== HOW TO COMPLETE THIS TASK ==
Only the lines holding the string "BTCTK" are needed; copy each of them from the data.

(Page and application data records)
════════════════

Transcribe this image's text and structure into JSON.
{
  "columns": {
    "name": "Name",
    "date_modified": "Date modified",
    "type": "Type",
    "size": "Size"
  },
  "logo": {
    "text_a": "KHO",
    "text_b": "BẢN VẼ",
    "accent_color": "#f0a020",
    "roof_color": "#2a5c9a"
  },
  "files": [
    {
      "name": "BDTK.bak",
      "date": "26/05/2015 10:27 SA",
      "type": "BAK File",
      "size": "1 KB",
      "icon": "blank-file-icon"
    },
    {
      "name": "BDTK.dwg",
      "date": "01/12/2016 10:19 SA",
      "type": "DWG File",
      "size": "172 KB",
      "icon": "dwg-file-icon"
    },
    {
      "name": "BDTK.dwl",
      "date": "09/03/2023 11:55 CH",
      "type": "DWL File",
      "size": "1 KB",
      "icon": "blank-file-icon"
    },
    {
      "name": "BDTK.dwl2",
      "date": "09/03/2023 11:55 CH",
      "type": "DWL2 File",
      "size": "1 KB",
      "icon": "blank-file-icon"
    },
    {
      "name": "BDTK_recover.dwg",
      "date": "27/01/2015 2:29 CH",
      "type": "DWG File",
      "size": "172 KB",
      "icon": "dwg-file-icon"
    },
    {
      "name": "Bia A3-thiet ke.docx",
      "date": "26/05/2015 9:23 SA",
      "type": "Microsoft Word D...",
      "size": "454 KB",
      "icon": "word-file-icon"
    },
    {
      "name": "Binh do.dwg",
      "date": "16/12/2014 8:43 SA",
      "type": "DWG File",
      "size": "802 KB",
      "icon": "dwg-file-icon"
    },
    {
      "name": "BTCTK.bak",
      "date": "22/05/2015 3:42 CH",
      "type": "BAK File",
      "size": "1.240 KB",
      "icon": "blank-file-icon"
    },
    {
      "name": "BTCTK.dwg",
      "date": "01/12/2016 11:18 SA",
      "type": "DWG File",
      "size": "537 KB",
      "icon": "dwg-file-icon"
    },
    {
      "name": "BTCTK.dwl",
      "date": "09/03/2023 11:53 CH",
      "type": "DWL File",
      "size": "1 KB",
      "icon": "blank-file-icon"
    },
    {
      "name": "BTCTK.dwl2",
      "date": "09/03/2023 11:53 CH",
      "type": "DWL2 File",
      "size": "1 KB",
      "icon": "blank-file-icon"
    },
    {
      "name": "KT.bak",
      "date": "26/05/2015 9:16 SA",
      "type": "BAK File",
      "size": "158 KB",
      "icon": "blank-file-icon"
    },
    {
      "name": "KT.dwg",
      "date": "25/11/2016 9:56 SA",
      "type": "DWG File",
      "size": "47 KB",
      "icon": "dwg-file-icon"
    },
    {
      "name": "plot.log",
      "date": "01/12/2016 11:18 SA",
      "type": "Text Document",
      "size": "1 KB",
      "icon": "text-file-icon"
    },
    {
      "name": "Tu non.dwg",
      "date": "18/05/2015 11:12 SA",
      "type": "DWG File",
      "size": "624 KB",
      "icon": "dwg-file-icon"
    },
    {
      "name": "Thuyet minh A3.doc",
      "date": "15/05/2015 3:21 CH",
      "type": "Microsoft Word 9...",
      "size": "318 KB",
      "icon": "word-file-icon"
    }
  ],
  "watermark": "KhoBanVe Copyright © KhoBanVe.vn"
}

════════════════

== SOLUTION TO THIS PROBLEM ==
      "name": "BTCTK.bak",
      "name": "BTCTK.dwg",
      "name": "BTCTK.dwl",
      "name": "BTCTK.dwl2",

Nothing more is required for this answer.